EU-IPFF mobilises the IPF Patient Community to launch a joint awareness campaign on early signs and symptoms of IPF

31.08_SLOGAN.jpg

Milan, Italy, 9 September - The European Idiopathic Pulmonary Fibrosis & Related Disorders Federation (EU-IPFF) is proud to announce the launch of the “Listen for the Sounds of IPF” Campaign, a global awareness effort on better and earlier diagnosis of IPF that was developed in collaboration with 24 IPF organisations from across the globe.

As a rare disease, IPF is often misdiagnosed or mistaken for other pulmonary diseases. To avoid delayed or faulty diagnosis, it is crucial that general practitioners understand and recognise the manifestations of IPF and refer the patient to a respiratory specialist as soon as possible. Together with a multidisciplinary team, the specialist can devise a personalised treatment plan for the patient, which can potentially slow the decline in lung function, boost the patient’s quality of life and improve prognosis.

To ensure better diagnosis and expedite access to treatment, the one-year long campaign highlights the importance of recognising early signs and symptoms of IPF and of accelerating referral to a respiratory specialist. It further aims to raise awareness around IPF and increase the understanding of the ideal IPF diagnostic path.

Launched on the opening day of the European Respiratory Society (ERS) Congress, IPF organisations will organise local campaign eventsduring IPF World Week and Pulmonary Fibrosis Awareness Month in September 2017.

Today, EU-IPFF is present at the ELF World Village to share the key messages of the campaign on the importance of early and accurate diagnosis.

 ***

About the European Idiopathic Pulmonary Fibrosis & Related Disorders Federation (EU-IPFF)

 EU-IPFF is made up of 14 patient organisations from ten European countries and is the first such pan-European organisation. Its mission is to serve as the trusted resource for the IPF community by raising awareness, providing disease education, advancing care, and funding research. EU-IPFF collaborates with physicians, medical organisations, people with IPF, caregivers and policy-makers throughout Europe. EU-IPFF aims to defend the interests of IPF patients in Europe, by fighting for equal access to treatment and information and ensuring exchange of information between national patient groups. For further information, please visit www.eu-ipff.org

 

About Idiopathic Pulmonary Fibrosis

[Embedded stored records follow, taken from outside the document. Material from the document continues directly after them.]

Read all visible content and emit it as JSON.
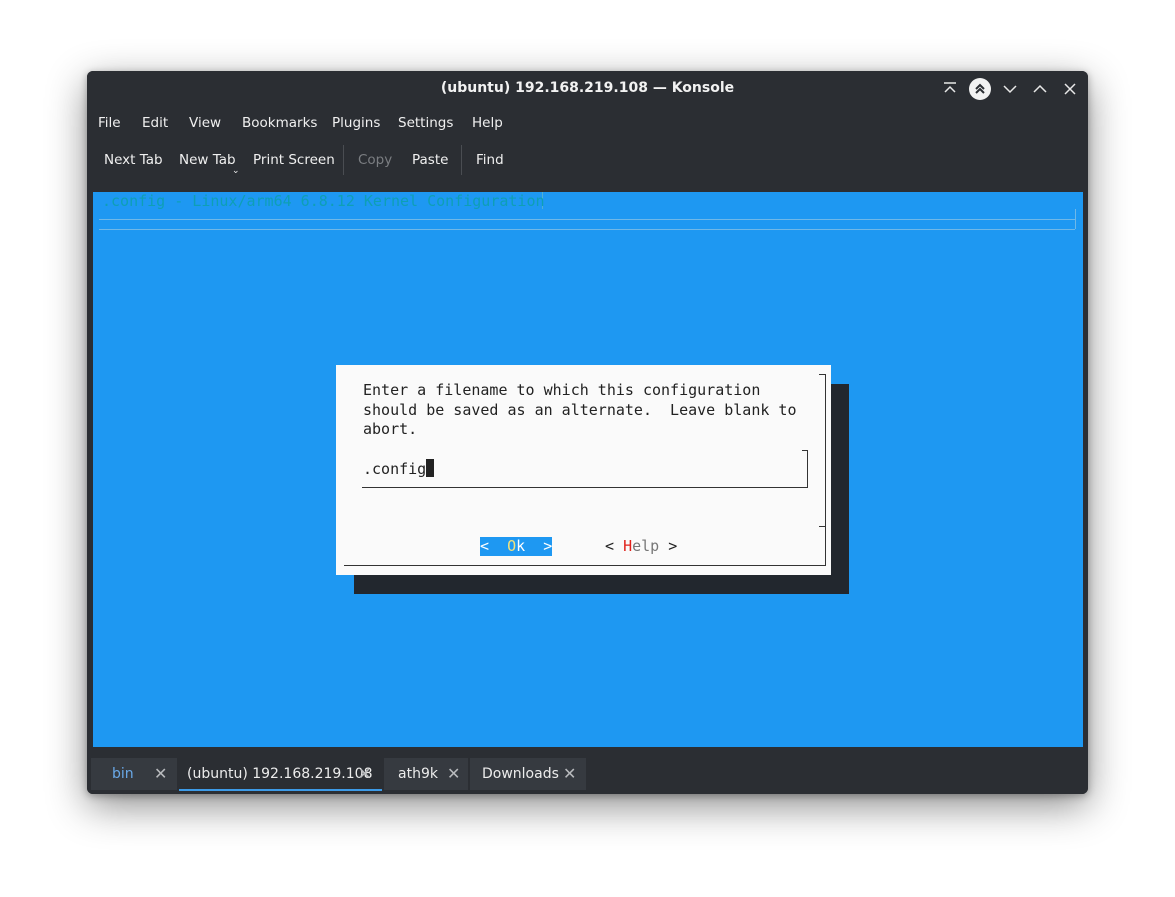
{
  "window": {
    "title": "(ubuntu) 192.168.219.108 — Konsole"
  },
  "menubar": {
    "items": [
      "File",
      "Edit",
      "View",
      "Bookmarks",
      "Plugins",
      "Settings",
      "Help"
    ]
  },
  "toolbar": {
    "next_tab": "Next Tab",
    "new_tab": "New Tab",
    "print_screen": "Print Screen",
    "copy": "Copy",
    "paste": "Paste",
    "find": "Find"
  },
  "terminal": {
    "header": ".config - Linux/arm64 6.8.12 Kernel Configuration",
    "dialog": {
      "message": "Enter a filename to which this configuration\nshould be saved as an alternate.  Leave blank to\nabort.",
      "input_value": ".config",
      "ok_prefix": "< ",
      "ok_hotkey": " O",
      "ok_rest": "k  >",
      "help_prefix": "< ",
      "help_hotkey": "H",
      "help_rest": "elp",
      "help_suffix": " >"
    }
  },
  "tabs": [
    {
      "label": "bin",
      "active": false
    },
    {
      "label": "(ubuntu) 192.168.219.108",
      "active": true
    },
    {
      "label": "ath9k",
      "active": false
    },
    {
      "label": "Downloads",
      "active": false
    }
  ],
  "colors": {
    "terminal_bg": "#1e98f2",
    "window_bg": "#2b2e33",
    "active_tab_accent": "#3d9be8"
  }
}
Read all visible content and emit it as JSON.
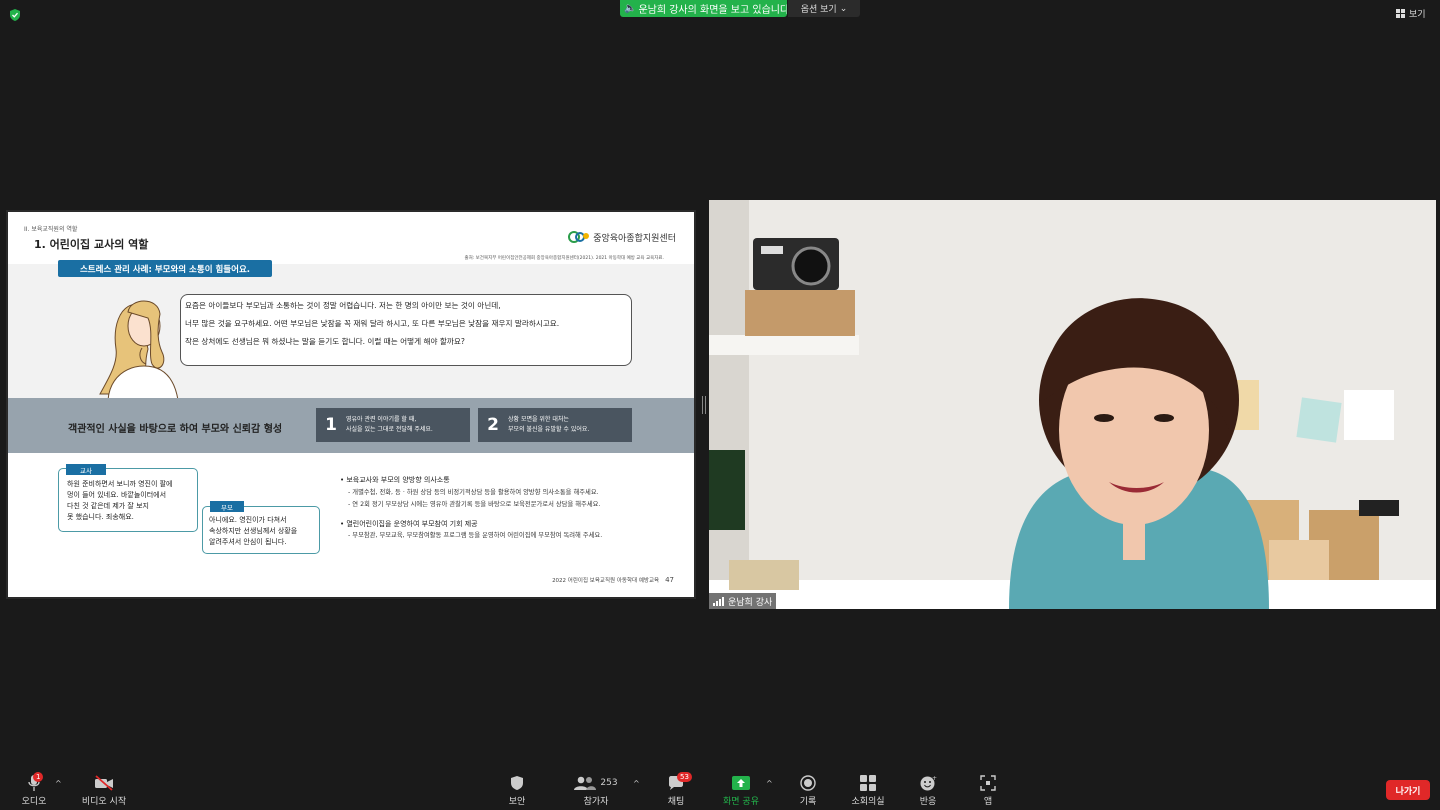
{
  "top_bar": {
    "share_banner": "운남희 강사의 화면을 보고 있습니다",
    "view_options": "옵션 보기",
    "view": "보기"
  },
  "slide": {
    "section": "II. 보육교직원의 역할",
    "title": "1. 어린이집 교사의 역할",
    "logo": "중앙육아종합지원센터",
    "source": "출처: 보건복지부 어린이집안전공제회 중앙육아종합지원센터(2021). 2021 아동학대 예방 교육 교육자료.",
    "case_pill": "스트레스 관리 사례: 부모와의 소통이 힘들어요.",
    "speech_lines": [
      "요즘은 아이들보다 부모님과 소통하는 것이 정말 어렵습니다. 저는 한 명의 아이만 보는 것이 아닌데,",
      "너무 많은 것을 요구하세요. 어떤 부모님은 낮잠을 꼭 재워 달라 하시고, 또 다른 부모님은 낮잠을 재우지 말라하시고요.",
      "작은 상처에도 선생님은 뭐 하셨냐는 말을 듣기도 합니다. 이럴 때는 어떻게 해야 할까요?"
    ],
    "objective": "객관적인 사실을 바탕으로 하여 부모와 신뢰감 형성",
    "tips": [
      {
        "num": "1",
        "line1": "영유아 관련 이야기를 할 때,",
        "line2": "사실을 있는 그대로 전달해 주세요."
      },
      {
        "num": "2",
        "line1": "상황 모면을 위한 대처는",
        "line2": "부모의 불신을 유발할 수 있어요."
      }
    ],
    "teacher_tag": "교사",
    "teacher_lines": [
      "하원 준비하면서 보니까 영진이 팔에",
      "멍이 들어 있네요. 바깥놀이터에서",
      "다친 것 같은데 제가 잘 보지",
      "못 했습니다. 죄송해요."
    ],
    "parent_tag": "부모",
    "parent_lines": [
      "아니에요. 영진이가 다쳐서",
      "속상하지만 선생님께서 상황을",
      "알려주셔서 안심이 됩니다."
    ],
    "bullets": [
      {
        "title": "보육교사와 부모의 양방향 의사소통",
        "subs": [
          "- 개별수첩, 전화, 등 · 하원 상담 등의 비정기적상담 등을 활용하여 양방향 의사소통을 해주세요.",
          "- 연 2회 정기 부모상담 시에는 영유아 관찰기록 등을 바탕으로 보육전문가로서 상담을 해주세요."
        ]
      },
      {
        "title": "열린어린이집을 운영하여 부모참여 기회 제공",
        "subs": [
          "- 부모참관, 부모교육, 부모참여활동 프로그램 등을 운영하여 어린이집에 부모참여 독려해 주세요."
        ]
      }
    ],
    "footer": "2022 어린이집 보육교직원 아동학대 예방교육",
    "page": "47"
  },
  "video": {
    "participant_name": "운남희 강사"
  },
  "toolbar": {
    "audio": "오디오",
    "audio_badge": "1",
    "video": "비디오 시작",
    "security": "보안",
    "participants": "참가자",
    "participants_count": "253",
    "chat": "채팅",
    "chat_badge": "53",
    "share_screen": "화면 공유",
    "record": "기록",
    "breakout": "소회의실",
    "reactions": "반응",
    "apps": "앱",
    "leave": "나가기"
  },
  "colors": {
    "share_green": "#23b24b",
    "leave_red": "#e02828",
    "slide_blue": "#1a6fa3"
  }
}
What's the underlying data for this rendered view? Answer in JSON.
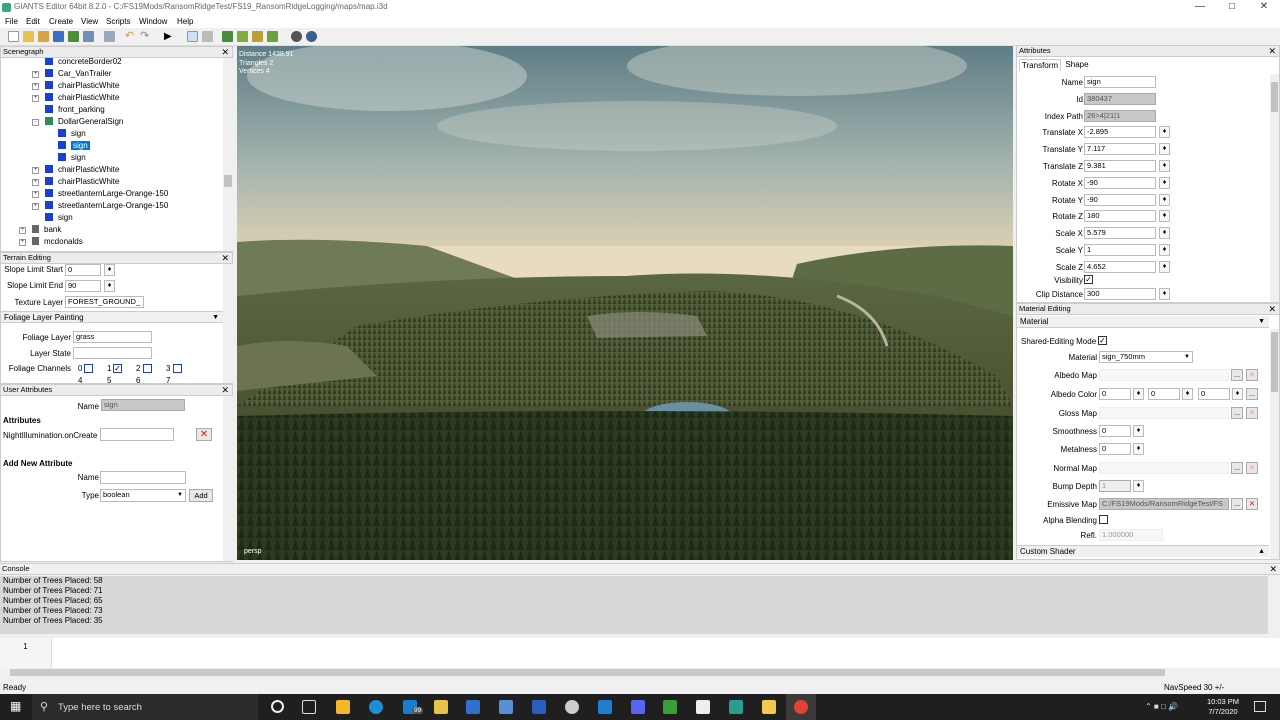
{
  "window": {
    "title": "GIANTS Editor 64bit 8.2.0 - C:/FS19Mods/RansomRidgeTest/FS19_RansomRidgeLogging/maps/map.i3d"
  },
  "menu": [
    "File",
    "Edit",
    "Create",
    "View",
    "Scripts",
    "Window",
    "Help"
  ],
  "scenegraph": {
    "title": "Scenegraph",
    "nodes": [
      {
        "label": "concreteBorder02"
      },
      {
        "label": "Car_VanTrailer"
      },
      {
        "label": "chairPlasticWhite"
      },
      {
        "label": "chairPlasticWhite"
      },
      {
        "label": "front_parking"
      },
      {
        "label": "DollarGeneralSign"
      },
      {
        "label": "sign"
      },
      {
        "label": "sign"
      },
      {
        "label": "sign"
      },
      {
        "label": "chairPlasticWhite"
      },
      {
        "label": "chairPlasticWhite"
      },
      {
        "label": "streetlanternLarge-Orange-150"
      },
      {
        "label": "streetlanternLarge-Orange-150"
      },
      {
        "label": "sign"
      },
      {
        "label": "bank"
      },
      {
        "label": "mcdonalds"
      }
    ]
  },
  "terrain": {
    "title": "Terrain Editing",
    "slope_start_label": "Slope Limit Start",
    "slope_start": "0",
    "slope_end_label": "Slope Limit End",
    "slope_end": "90",
    "texture_layer_label": "Texture Layer",
    "texture_layer": "FOREST_GROUND_",
    "foliage_title": "Foliage Layer Painting",
    "foliage_layer_label": "Foliage Layer",
    "foliage_layer": "grass",
    "layer_state_label": "Layer State",
    "layer_state": "",
    "channels_label": "Foliage Channels",
    "channels": [
      "0",
      "1",
      "2",
      "3"
    ],
    "channels2": [
      "4",
      "5",
      "6",
      "7"
    ]
  },
  "user_attributes": {
    "title": "User Attributes",
    "name_label": "Name",
    "name_value": "sign",
    "attributes_heading": "Attributes",
    "attr_name": "NightIllumination.onCreate",
    "add_heading": "Add New Attribute",
    "new_name_label": "Name",
    "new_name": "",
    "type_label": "Type",
    "type_value": "boolean",
    "add_button": "Add"
  },
  "viewport": {
    "stats": [
      "Distance 1438.91",
      "Triangles 2",
      "Vertices 4"
    ],
    "camera": "persp"
  },
  "attributes": {
    "title": "Attributes",
    "tabs": [
      "Transform",
      "Shape"
    ],
    "fields": [
      {
        "label": "Name",
        "value": "sign",
        "ro": false,
        "spin": false
      },
      {
        "label": "Id",
        "value": "380437",
        "ro": true,
        "spin": false
      },
      {
        "label": "Index Path",
        "value": "26>4|21|1",
        "ro": true,
        "spin": false
      },
      {
        "label": "Translate X",
        "value": "-2.895",
        "ro": false,
        "spin": true
      },
      {
        "label": "Translate Y",
        "value": "7.117",
        "ro": false,
        "spin": true
      },
      {
        "label": "Translate Z",
        "value": "9.381",
        "ro": false,
        "spin": true
      },
      {
        "label": "Rotate X",
        "value": "-90",
        "ro": false,
        "spin": true
      },
      {
        "label": "Rotate Y",
        "value": "-90",
        "ro": false,
        "spin": true
      },
      {
        "label": "Rotate Z",
        "value": "180",
        "ro": false,
        "spin": true
      },
      {
        "label": "Scale X",
        "value": "5.579",
        "ro": false,
        "spin": true
      },
      {
        "label": "Scale Y",
        "value": "1",
        "ro": false,
        "spin": true
      },
      {
        "label": "Scale Z",
        "value": "4.652",
        "ro": false,
        "spin": true
      }
    ],
    "visibility_label": "Visibility",
    "clip_label": "Clip Distance",
    "clip_value": "300"
  },
  "material": {
    "title": "Material Editing",
    "section": "Material",
    "shared_label": "Shared-Editing Mode",
    "material_label": "Material",
    "material_value": "sign_750mm",
    "albedo_map_label": "Albedo Map",
    "albedo_color_label": "Albedo Color",
    "albedo_color": [
      "0",
      "0",
      "0"
    ],
    "gloss_label": "Gloss Map",
    "smooth_label": "Smoothness",
    "smooth": "0",
    "metal_label": "Metalness",
    "metal": "0",
    "normal_label": "Normal Map",
    "bump_label": "Bump Depth",
    "bump": "1",
    "emissive_label": "Emissive Map",
    "emissive": "C:/FS19Mods/RansomRidgeTest/FS",
    "alpha_label": "Alpha Blending",
    "refl_label": "Refl.",
    "refl": "1.000000",
    "custom_shader": "Custom Shader"
  },
  "console": {
    "title": "Console",
    "lines": [
      "Number of Trees Placed: 58",
      "Number of Trees Placed: 71",
      "Number of Trees Placed: 65",
      "Number of Trees Placed: 73",
      "Number of Trees Placed: 35"
    ],
    "line_no": "1"
  },
  "status": {
    "left": "Ready",
    "right": "NavSpeed 30 +/-"
  },
  "taskbar": {
    "search": "Type here to search",
    "time": "10:03 PM",
    "date": "7/7/2020",
    "badge": "99"
  }
}
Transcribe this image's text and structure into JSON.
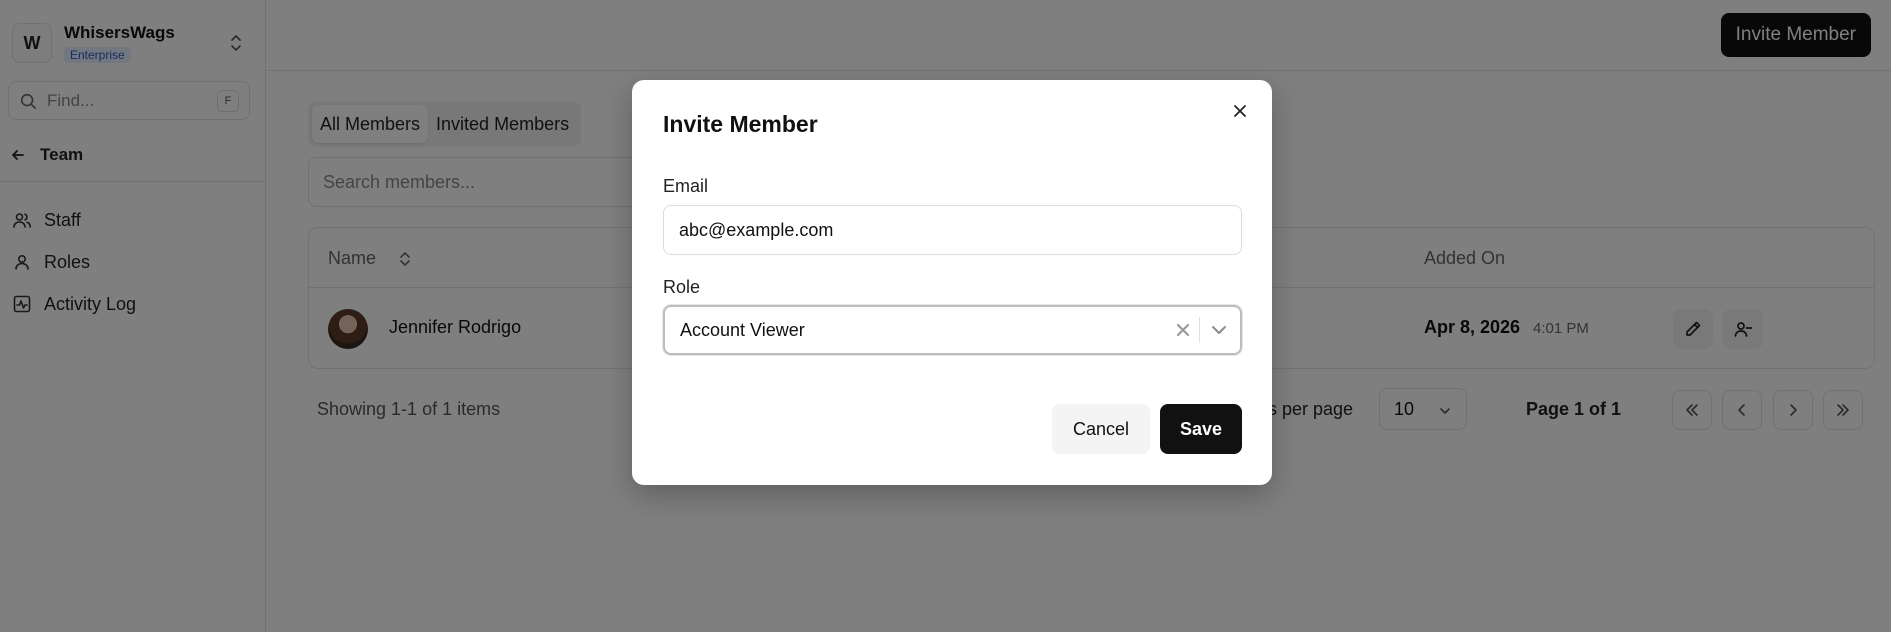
{
  "org": {
    "initial": "W",
    "name": "WhisersWags",
    "plan": "Enterprise"
  },
  "sidebar": {
    "find_placeholder": "Find...",
    "find_shortcut": "F",
    "back_label": "Team",
    "items": [
      {
        "label": "Staff",
        "icon": "users-icon"
      },
      {
        "label": "Roles",
        "icon": "user-icon"
      },
      {
        "label": "Activity Log",
        "icon": "activity-icon"
      }
    ]
  },
  "header": {
    "invite_button": "Invite Member"
  },
  "main": {
    "tabs": [
      {
        "label": "All Members",
        "active": true
      },
      {
        "label": "Invited Members",
        "active": false
      }
    ],
    "search_placeholder": "Search members...",
    "table": {
      "columns": [
        "Name",
        "Added On"
      ],
      "rows": [
        {
          "name": "Jennifer Rodrigo",
          "added_date": "Apr 8, 2026",
          "added_time": "4:01 PM"
        }
      ]
    },
    "pagination": {
      "showing": "Showing 1-1 of 1 items",
      "per_page_label": "ms per page",
      "per_page_value": "10",
      "page_info": "Page 1 of 1"
    }
  },
  "modal": {
    "title": "Invite Member",
    "email_label": "Email",
    "email_value": "abc@example.com",
    "role_label": "Role",
    "role_value": "Account Viewer",
    "cancel_label": "Cancel",
    "save_label": "Save"
  },
  "colors": {
    "primary_button": "#111111",
    "overlay": "rgba(0,0,0,0.5)",
    "badge_text": "#2b59c3",
    "badge_bg": "#e6efff"
  }
}
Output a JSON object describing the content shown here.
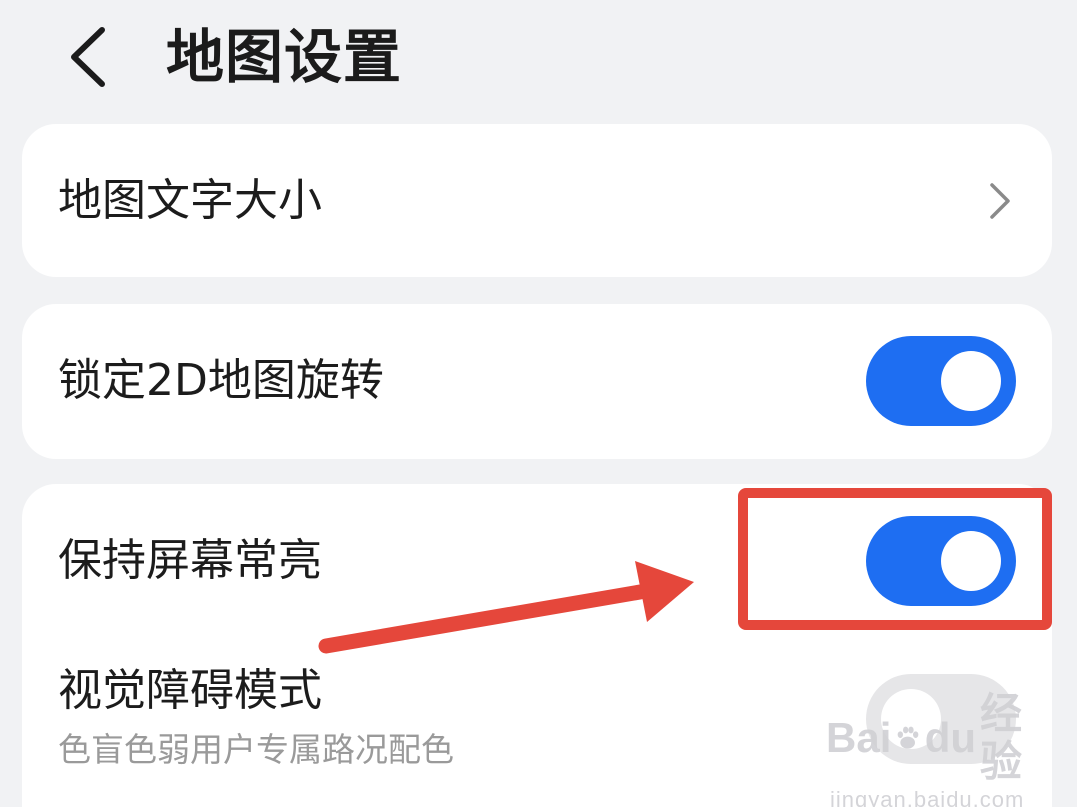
{
  "header": {
    "title": "地图设置"
  },
  "settings": [
    {
      "label": "地图文字大小",
      "control": "chevron"
    },
    {
      "label": "锁定2D地图旋转",
      "control": "switch",
      "on": true
    },
    {
      "label": "保持屏幕常亮",
      "control": "switch",
      "on": true
    },
    {
      "label": "视觉障碍模式",
      "subtitle": "色盲色弱用户专属路况配色",
      "control": "switch",
      "on": false
    }
  ],
  "watermark": {
    "brand_left": "Bai",
    "brand_right": "du",
    "brand_cn": "经验",
    "url": "jingyan.baidu.com"
  },
  "colors": {
    "accent": "#1e6ef2",
    "annotation": "#e5473b",
    "background": "#f1f2f4"
  }
}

Idiopathic Pulmonary Fibrosis (IPF) is a rare, long-term, progressive disease that affects the fragile tissue in the lungs. It leads to a gradual, persistent decline in lung function.[1] IPF typically occurs in people who are more than 45 years of age, and the average patient age is 65.[2] The disease is more common in men than women.[3] About 110,000 people in Europe have IPF, and 35,000 new patients are diagnosed each year.[4] The disease is irreversible, and without treatment, half of IPF patients will die within 2-5 years of diagnosis.[5]

 

The EU-IPFF receives sponsorship from Boehringer Ingelheim and Roche. 

 

Media Contact

For media inquiries please contact:

Marina Sardone

secretariat@eu-ipff.org

 

 

[1] L. Nalysnyk, J. Cid-Ruzafa and P. Rotella, “Incidence and prevalence of idiopathic pulmonary fibrosis: review of the literature,” Eur Respir Rev, vol. 21, no. 126, pp. 355-361, 2012.

[2] J. Cordier and V. Cottin, “Neglected evidence in idiopathic pulmonary fibrosis: from history to earlier diagnosis,” Eur Respir J, vol. 42, p. 916–923, 2013.

[3] E. Meltzer and P. Noble, “Idiopathic pulmonary fibrosis,” Orphanet, March 2008. [Online]. Available: http://www.orpha.net/consor/cgi-bin/Disease_Search.php?lng=EN& data_id=7029&Disease_Disease_Search_diseaseGroup=Idiopathic-pulmonary-fibrosis& Disease_Disease_Search_diseaseType=Pat&Disease(s)/. [Accessed 13 April 2017].

[4] IPF World, “European IPF Charter,” [Online]. Available: http://www.ipfcharter.org/. [Accessed 21 July 2015].

[5] B. Ley, C. Ryerson and E. Vittinghoff, “A multidimensional index and staging system for idiopathic pulmonary fibrosis,” Ann Intern Med, vol. 156, no. 10, pp. 684-691, 2012.